- Virtual Patient Communication: Virtual Patient Communication is the use of technologies other than video to enable remote evaluation and consultation support between a provider and a patient or a provider and another provider. Covered virtual patient communication services include telephone conversations (audio only); virtual portal communications (e.g., secure messaging); and store and forward (e.g., transfer of data from beneficiary using a camera or similar device that records (stores) an image that is sent by telecommunication to another site for consultation).
- The NCDHHS, the CDC and others continue to provide excellent materials and timely guidance related to COVID-19. In addition, the NC Division of Public Health (DPH) and NC Area Health Education Centers (AHEC) will be holding weekly forums for health care facilities, home-based providers and others on Tuesdays from 11:00 AM - 12:00 PM. Forums will be held every Tuesday, and will continue until they are no longer needed.
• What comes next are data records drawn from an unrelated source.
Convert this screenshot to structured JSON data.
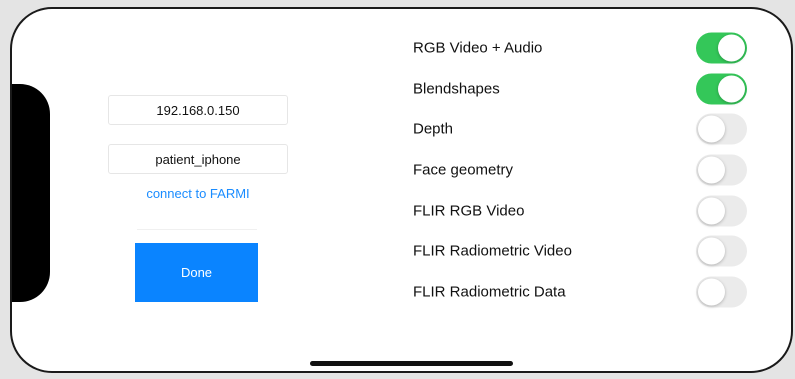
{
  "connection": {
    "ip_address": "192.168.0.150",
    "device_name": "patient_iphone",
    "connect_link": "connect to FARMI",
    "done_label": "Done"
  },
  "settings": [
    {
      "label": "RGB Video + Audio",
      "enabled": true
    },
    {
      "label": "Blendshapes",
      "enabled": true
    },
    {
      "label": "Depth",
      "enabled": false
    },
    {
      "label": "Face geometry",
      "enabled": false
    },
    {
      "label": "FLIR RGB Video",
      "enabled": false
    },
    {
      "label": "FLIR Radiometric Video",
      "enabled": false
    },
    {
      "label": "FLIR Radiometric Data",
      "enabled": false
    }
  ],
  "colors": {
    "toggle_on": "#34c759",
    "toggle_off": "#ebebeb",
    "button_blue": "#0a84ff",
    "link_blue": "#1a8cff"
  }
}
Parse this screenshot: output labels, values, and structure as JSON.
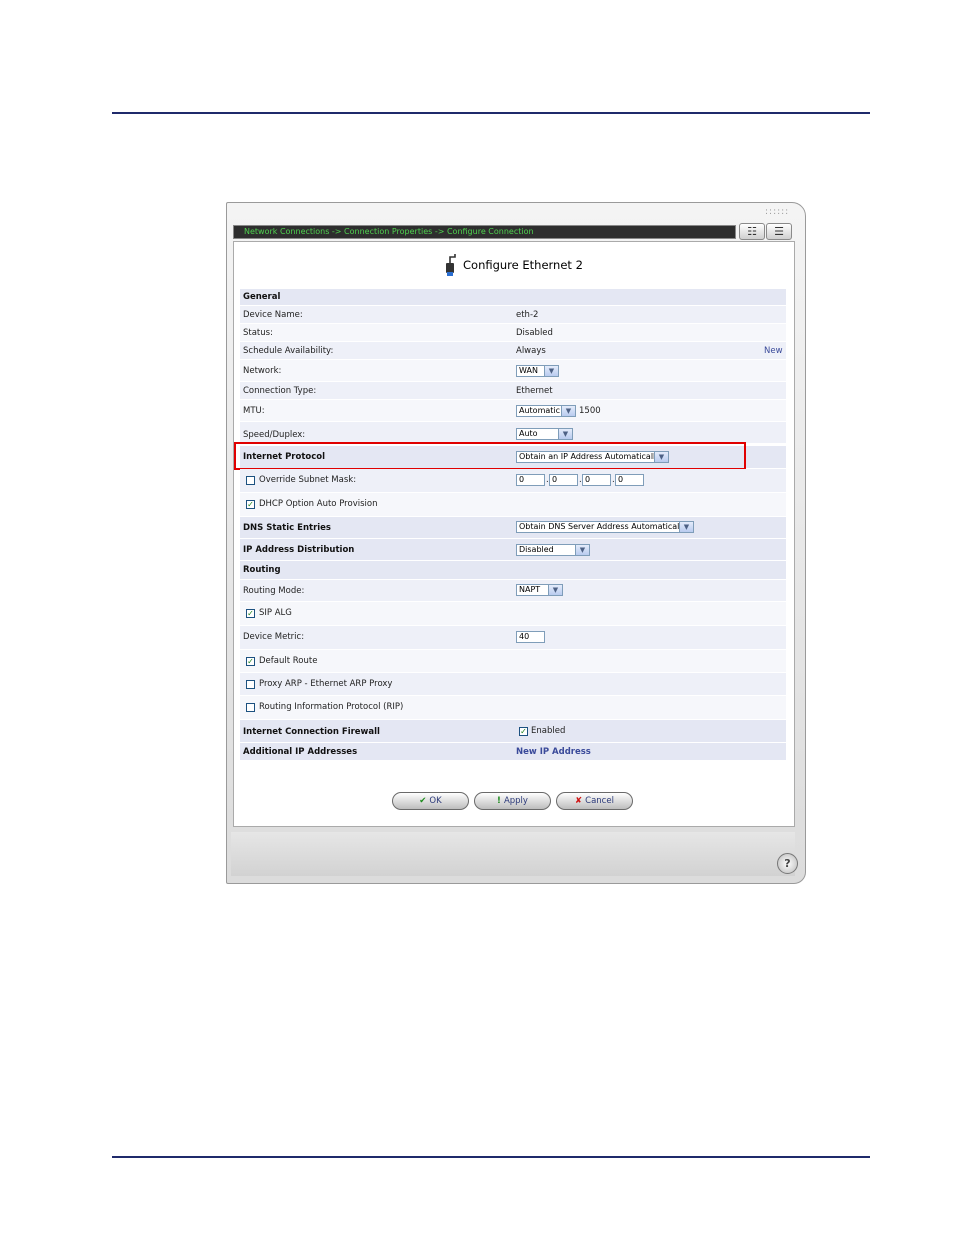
{
  "breadcrumb": "Network Connections -> Connection Properties -> Configure Connection",
  "toolbar": {
    "network_icon": "network-map-icon",
    "list_icon": "list-icon"
  },
  "title": "Configure Ethernet 2",
  "general": {
    "header": "General",
    "device_name_label": "Device Name:",
    "device_name_value": "eth-2",
    "status_label": "Status:",
    "status_value": "Disabled",
    "schedule_label": "Schedule Availability:",
    "schedule_value": "Always",
    "schedule_new": "New",
    "network_label": "Network:",
    "network_value": "WAN",
    "connection_type_label": "Connection Type:",
    "connection_type_value": "Ethernet",
    "mtu_label": "MTU:",
    "mtu_mode": "Automatic",
    "mtu_value": "1500",
    "speed_label": "Speed/Duplex:",
    "speed_value": "Auto"
  },
  "internet_protocol": {
    "label": "Internet Protocol",
    "value": "Obtain an IP Address Automatically",
    "override_mask_label": "Override Subnet Mask:",
    "override_mask_checked": false,
    "mask": [
      "0",
      "0",
      "0",
      "0"
    ],
    "dhcp_auto_label": "DHCP Option Auto Provision",
    "dhcp_auto_checked": true
  },
  "dns": {
    "label": "DNS Static Entries",
    "value": "Obtain DNS Server Address Automatically"
  },
  "ip_distribution": {
    "label": "IP Address Distribution",
    "value": "Disabled"
  },
  "routing": {
    "header": "Routing",
    "mode_label": "Routing Mode:",
    "mode_value": "NAPT",
    "sip_alg_label": "SIP ALG",
    "sip_alg_checked": true,
    "metric_label": "Device Metric:",
    "metric_value": "40",
    "default_route_label": "Default Route",
    "default_route_checked": true,
    "proxy_arp_label": "Proxy ARP - Ethernet ARP Proxy",
    "proxy_arp_checked": false,
    "rip_label": "Routing Information Protocol (RIP)",
    "rip_checked": false
  },
  "firewall": {
    "label": "Internet Connection Firewall",
    "value": "Enabled",
    "checked": true
  },
  "additional_ip": {
    "label": "Additional IP Addresses",
    "link": "New IP Address"
  },
  "buttons": {
    "ok": "OK",
    "apply": "Apply",
    "cancel": "Cancel"
  },
  "colors": {
    "highlight_border": "#e00000",
    "crumb_text": "#4fd14f",
    "rule": "#1f2a6b"
  }
}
Forums will be recorded and available to the public.
- During the forums, Subject Matter Experts from DPH will provide a quick update on any new developments and will then respond to questions received before or during the forum.
- Send any questions you would like for DPH Subject Matter Experts to be prepared to answer during the forum to questionsCOVID19forum@gmail.com - questions must be received no later than 5:00 on the Sunday prior to the call (3/22 this week).
- The forums will be structured to allow either webinar access through your computer OR traditional audio dial-in. PLEASE NOTE - Questions during the forum can only be submitted using the Q&A function using the webinar access through your computer.
- Click the following link to join the webinar: https://zoom.us/j/988453520
- (NOTE: Use the Q&A function to submit questions during the live webinar. For audio-only access (mobile)
Dial +1-646-558-8656, ID: 988 453 520#
For audio-only access (office telephone)
Dial (646) 558-8656
Webinar ID: 988 453 520
Reducing resident exposure to individuals who are potentially infected with COVID-19 is of paramount importance since our residents are among the highest risk group for infection and mortality from this virus. Thank you and your staff for all you are doing to provide care to our residents during this difficult time in what we all hope will be a temporary event.
If you have questions concerning any aspect of this document, please do not hesitate to contact me at
Jeff Horton, Executive Director
North Carolina Senior Living Association
4010 Barrett Dr., Ste. 102
Raleigh, NC 27609